"It's been very difficult," said Moore, "but never, never did I ever doubt that Silver Spring could attract a first-class retail development . . . . This is a victory for the Silver Spring community."
The Planning Board's decision comes just eight days before a critical deadline that could have voided approval of the project planned for Georgia Avenue and Colesville Road.
The board, which has the final word on whether projects can be built, had originally given Moore a June 29 deadline to provide evidence that he could attract two big-name department stores to Silver Spring.
Once a thriving commercial center, Silver Spring saw the exodus of stores to suburban shopping malls that left its downtown dowdy and vacant. There has been a boom of office building in recent years but little of the stores, restaurants and other entertainment that make for a thriving downtown.
Even though Moore admitted he hadn't fully met the conditions -- he still must land another department store to anchor the project -- he asked the board for more time.
"Silver Spring is on the verge of its rebirth," said Stephen J. Orens, Moore's attorney, as he urged the board, "Don't throw away what we've done . . . don't say no to Macy's."
The board's Silver Spring meeting room was packed with residents on both sides of the issue.
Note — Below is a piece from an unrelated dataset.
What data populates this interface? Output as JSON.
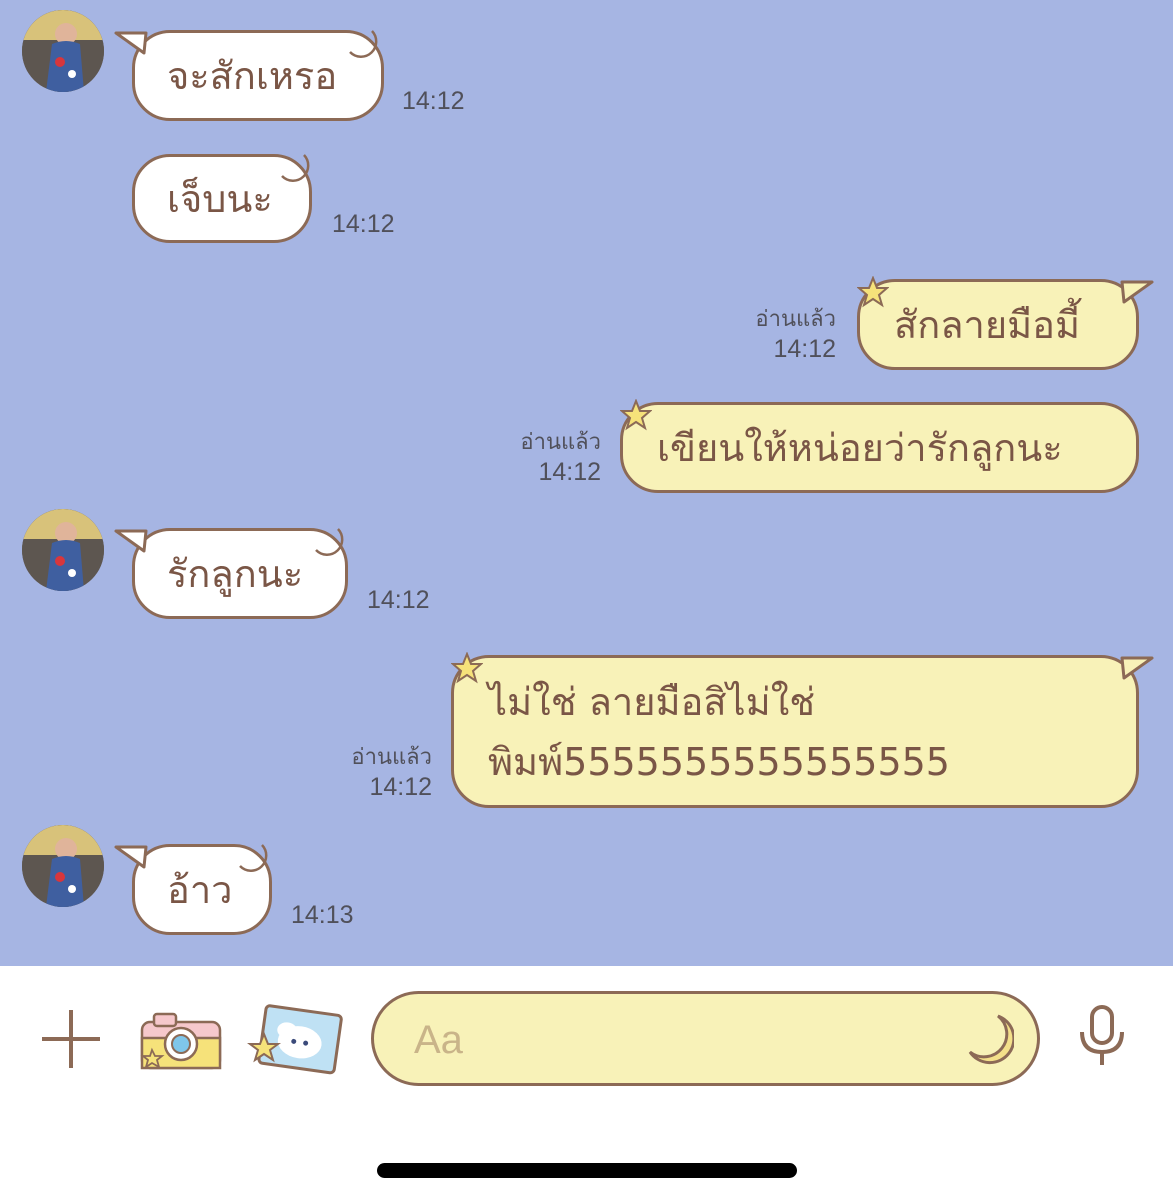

Those opposed to the project because of the traffic it will produce, its design and because historic buildings will be destroyed argued that Macy's nonbinding expression of interest is a flimsy promise full of conditions and caveats and not the commitment demanded by the board.
The letter is "hocus pocus," said civic activist John Gilson.
However, board members said they were convinced that R.H. Macy and Co., which signed an agreement with Moore on Monday, is intent on coming to Silver Spring by the planned opening date of fall 1993. Planning Board Chairman Gus Bauman said the board was particularly impressed by a telephone conference it held with Harvey Samuelson, Macy's vice president of real estate.
"We peppered him with questions. It was an hour of cross-examination and I have no doubt that if Lloyd can put this project together, Macy's will be here opening its doors," Bauman said.
Board members were also persauded by testimony that even though the agreement is nonbinding, Macy's has never in its history backed out of such a deal.
Bauman was the only board member to vote against the extension for Moore -- even though he voted for the project when it was approved in January. The Planning Board has twice approved Moore's proposal because the county's 1988 approval was ruled invalid in the court case now before the Maryland Court of Appeals.
Bauman said he voted against the project "because I see no end to this." He said that the redevelopment of Silver Spring has been put on hold for too long because of the uncertainity over the Moore project. Board member Nancy Floreen, who has consistently opposed the project, favored the extension, saying it would be short-sighted "to pull the plug at this time" on a project that twice was endorsed by a majority of the board.